Dual Reality gameplay showcase
Dual Reality gameplay showcase

In some instances, Marianne is also allowed to get “out of body” and move only in the spirit world, for a certain period of time of course. This helps solve specific puzzles, which even have a time limit since if Marianne does not return to her body before time runs out, she literally dies. In the flashbacks we have from Thomas’s memories, we can “get in his shoes” and get a few glimpses of the plot from his perspective, something that is extremely interesting, since not only are we not limited to the real world, but also to Marianne’s point of view.

It is worth noting that while playing The Medium, I did not encounter a single bug. It must be one of the few recently released polished games.
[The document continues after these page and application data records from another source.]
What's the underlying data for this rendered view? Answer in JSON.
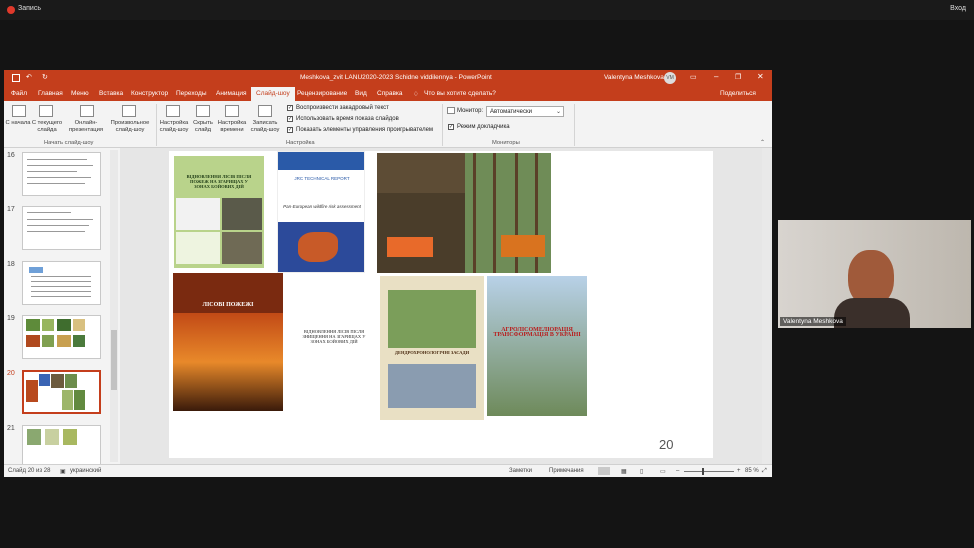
{
  "zoom": {
    "recording_label": "Запись",
    "exit_label": "Вход"
  },
  "window": {
    "title": "Meshkova_zvit LANU2020-2023 Schidne viddilennya - PowerPoint",
    "user": "Valentyna Meshkova",
    "user_initials": "VM"
  },
  "menu": {
    "items": [
      "Файл",
      "Главная",
      "Меню",
      "Вставка",
      "Конструктор",
      "Переходы",
      "Анимация",
      "Слайд-шоу",
      "Рецензирование",
      "Вид",
      "Справка"
    ],
    "active": "Слайд-шоу",
    "tell_me": "Что вы хотите сделать?",
    "share": "Поделиться"
  },
  "ribbon": {
    "start_group": {
      "buttons": [
        "С начала",
        "С текущего слайда",
        "Онлайн-презентация",
        "Произвольное слайд-шоу"
      ],
      "label": "Начать слайд-шоу"
    },
    "setup_group": {
      "buttons": [
        "Настройка слайд-шоу",
        "Скрыть слайд",
        "Настройка времени",
        "Записать слайд-шоу"
      ],
      "checks": [
        {
          "label": "Воспроизвести закадровый текст",
          "checked": true
        },
        {
          "label": "Использовать время показа слайдов",
          "checked": true
        },
        {
          "label": "Показать элементы управления проигрывателем",
          "checked": true
        }
      ],
      "label": "Настройка"
    },
    "monitors_group": {
      "monitor_label": "Монитор:",
      "monitor_value": "Автоматически",
      "presenter_view": "Режим докладчика",
      "label": "Мониторы"
    }
  },
  "thumbnails": {
    "numbers": [
      "16",
      "17",
      "18",
      "19",
      "20",
      "21"
    ],
    "selected": "20"
  },
  "slide": {
    "number": "20",
    "covers": {
      "c1_title": "ВІДНОВЛЕННЯ ЛІСІВ ПІСЛЯ ПОЖЕЖ НА ЗГАРИЩАХ У ЗОНАХ БОЙОВИХ ДІЙ",
      "c2_title": "JRC TECHNICAL REPORT",
      "c2_sub": "Pan-European wildfire risk assessment",
      "c3_title": "ВІДНОВЛЕННЯ ЛІСІВ ПІСЛЯ ЗНИЩЕННЯ НА ЗГАРИЩАХ У ЗОНАХ БОЙОВИХ ДІЙ",
      "c4_title": "ДЕНДРОХРОНОЛОГІЧНІ ЗАСАДИ",
      "c5_title": "АГРОЛІСОМЕЛІОРАЦІЯ ТРАНСФОРМАЦІЯ В УКРАЇНІ",
      "c6_title": "ЛІСОВІ ПОЖЕЖІ",
      "c7_title": "ЛІСОВІ ПОЖЕЖІ"
    }
  },
  "status": {
    "slide_counter": "Слайд 20 из 28",
    "language": "украинский",
    "notes": "Заметки",
    "comments": "Примечания",
    "zoom": "85 %"
  },
  "webcam": {
    "name": "Valentyna Meshkova"
  },
  "colors": {
    "accent": "#c43e1c"
  }
}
While modern horror games rarely manage to have an engaging story and well-crafted gameplay mechanics, as the half-finished one seems to be in vogue in recent years, the Bloober Team still manages to create an engaging storyline with well-written characters that looks more like a mystery game rather than a horror one. At the same time, the gameplay is simple and does not miss the opportunity to stand out where possible.

Marianne approaching the final encounter on the pier
Marianne approaching the final encounter on the pier

Its weaknesses, however, are obvious, since gameplay acts as a complement to the narrative, without ever having the leading role. The sound design and music really excel, with the vocal interpretations being on the same level. Visually, the game is very beautiful, it effectively uses the horsepower of the Series X|S, with scenes that create the eerie atmosphere that perfectly matches the tone of the plot. Misfires, while they exist, do not particularly deduct any “points” from the experience as a whole, which is all in all, extremely fun.

The Medium is great for what it is, really

The Medium is actually a very interesting title if you think about it. It’s a conflict of creative ideas, which work very well together, but fail to reach the ideal result the developers intended, probably due to the limited budget. While The Medium is very polished, with no rough edges, it is obvious that the developers’ ideas have been tailored to their pockets. For what it is, Medium is a very good game. Rarely do horror games desperately not try to “scare” you.

Essentially, all that is missing from Medium is a slightly more well-developed plot and the perfection of the gameplay mechanisms. The potential of the conflict between all these interesting ideas is off the charts. But I guess when the budget is limited, you have to make some sacrifices, and The Medium manages to impress in its austerity. Imagine if they had a slightly larger budget to work with… Maybe next time!

We would like to thank Microsoft Hellas and Xbox for providing the review copy we used for the purposes of this review

George Makridis

Posts published: 145

Editor in Chief. Studying Communication & Media. Listening to Hip-Hop. Watching advanced humor sitcoms and dumb superhero flicks. Has way too many games in his library and not that much time to actually play them.